Since that tour concluded Lambert has released his third solo studio album The Original High and has headlined “Rock In Rio” with Queen. It looks like 2016 is set to be another exciting year for Lambert, as another tour with Queen is being put together. Pollstar recently reported that Adam and Queen will headline the iconic Isle of Wight festival in June, and Brian May has previously admitted that he would love to headline Glastonbury with Lambert.
Before that, Adam has the small matter of a major world tour of his own to deal with. Lambert’s tour is due to kick off on New Years Eve in Singapore. One would expect that the people of Singapore would be thrilled to have a major world star artist like Lambert helping them to celebrate the new year. It seems that not everyone agrees.
The Telegraph reports that some Singaporeans have started a petition demanding that Lambert’s concert be cancelled. Lambert is due to headline Singapore’s “Countdown to 2016,” one of the biggest media events of the year in Singapore. To date, over 16,000 people have signed the petition claiming that “Adam Lambert is a performer fraught with controversy even in [the U.S.].
BBC News reports that those responsible for the petition are calling on the government to drop Lambert “on account of his support for gay rights and reputation for risque performances, which it called ‘contrary to mainstream Singaporean values’.”
Although homosexuality is not in itself illegal in Singapore, homosexual acts are, and the petitioners slam Lambert’s outspoken support for gay rights and his “active promotion of a highly sexualized lifestyle and LGBT rights.”
The petition also highlights previous performances in which Lambert “engaged in sexualised acts, including kissing a male band member on stage” and that one of his music videos featured “female showgirls and male strippers performing acts of indecency.”
The petition has attracted over 6,300 comments, many of which attack Lambert. Lim Tow Soon slams Lambert and calls on citizens to “take action against the LGBT with their perverse culture and degenerate lifestyle.” Many posts on the thread simply say “no gays,” a clear attack on Lambert, who is openly gay.
A comment by Sally Chen simply reads, “[D]o not open our doors to gay performers.”
The Telegraph reports that Loo Yuen Wah commented, “[T]his is absolute atrocity! Our beloved nation must not be contaminated by such filth!”
Thankfully, not everyone in Singapore is so prejudiced against Lambert or against people on the grounds of their sexuality. A counter-petition calling on the government in Singapore to allow Lambert to perform has now attracted more signatures than the original.
The petitioners slammed those who display discrimination on the grounds of Adam Lambert’s sexual orientation.
“Please allow Adam Lambert to perform in Countdown 2016 to demonstrate to the whole world that Singapore is a country that shuns discrimination and promotes diverse inclusive points of view.”

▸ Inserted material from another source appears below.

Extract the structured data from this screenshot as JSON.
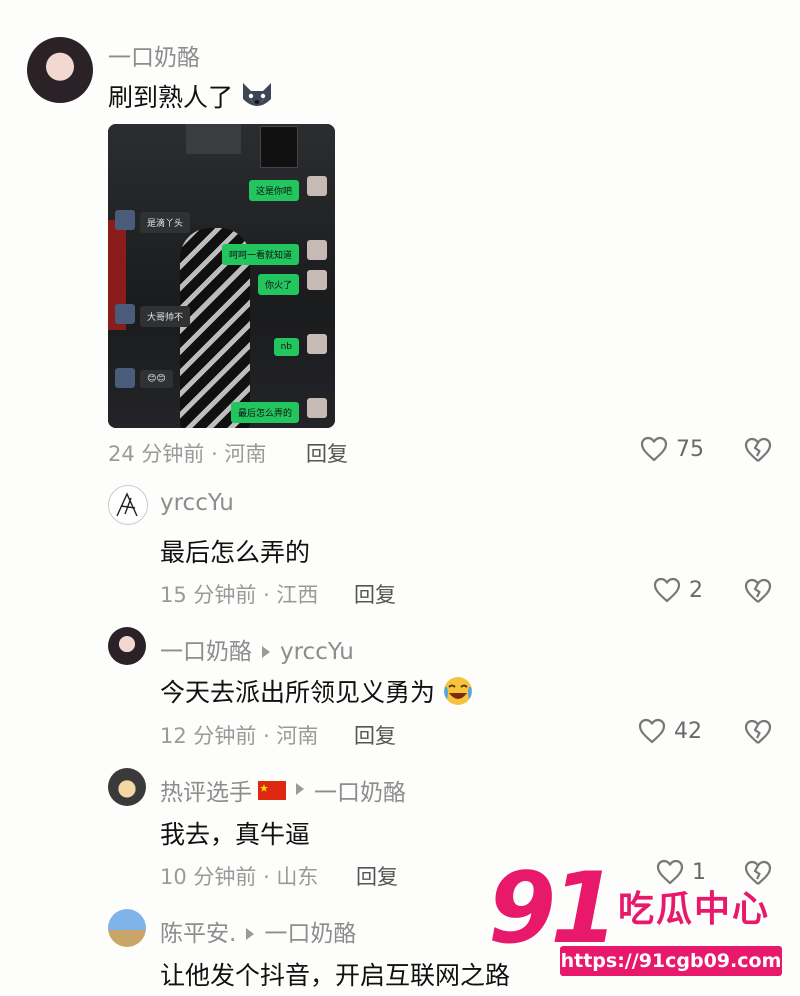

According to Asia One, Adam Lambert has responded by way of a statement released through his record company. Adam says that he has a spectacular show planned. Lambert says that the show “will celebrate the entire human family in all its diversity. I am a uniter, not a divider, and I believe in celebrating the human heart and spirit.”
[Photo by Greg Allen/Invision/AP]